======== Exercise material ========

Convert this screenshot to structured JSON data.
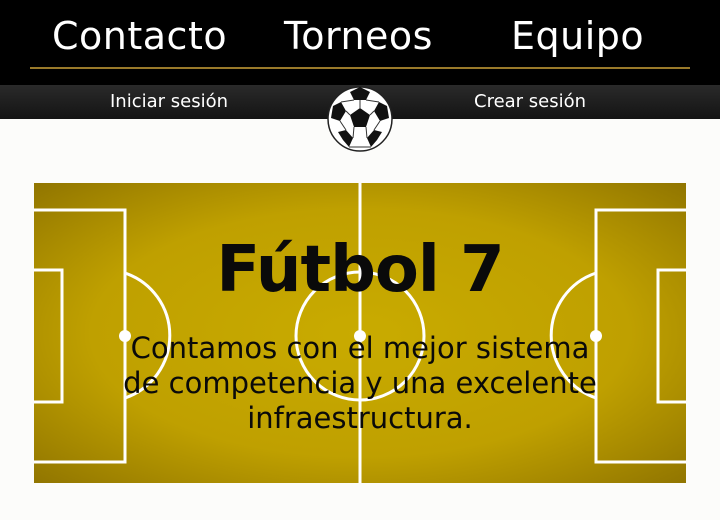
{
  "nav": {
    "items": [
      {
        "label": "Contacto"
      },
      {
        "label": "Torneos"
      },
      {
        "label": "Equipo"
      }
    ]
  },
  "auth": {
    "login_label": "Iniciar sesión",
    "signup_label": "Crear sesión"
  },
  "logo": {
    "icon": "soccer-ball-icon"
  },
  "hero": {
    "title": "Fútbol 7",
    "subtitle_lines": [
      "Contamos con el mejor sistema",
      "de competencia y una excelente",
      "infraestructura."
    ]
  },
  "colors": {
    "nav_bg": "#000000",
    "accent_line": "#9a7a2a",
    "field_gold": "#c2a300",
    "field_dark": "#8a6f00"
  }
}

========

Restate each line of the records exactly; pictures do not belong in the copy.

▶ [Task answer]:
Convert this screenshot to structured JSON data.
{
  "nav": {
    "items": [
      {
        "label": "Contacto"
      },
      {
        "label": "Torneos"
      },
      {
        "label": "Equipo"
      }
    ]
  },
  "auth": {
    "login_label": "Iniciar sesión",
    "signup_label": "Crear sesión"
  },
  "logo": {
    "icon": "soccer-ball-icon"
  },
  "hero": {
    "title": "Fútbol 7",
    "subtitle_lines": [
      "Contamos con el mejor sistema",
      "de competencia y una excelente",
      "infraestructura."
    ]
  },
  "colors": {
    "nav_bg": "#000000",
    "accent_line": "#9a7a2a",
    "field_gold": "#c2a300",
    "field_dark": "#8a6f00"
  }
}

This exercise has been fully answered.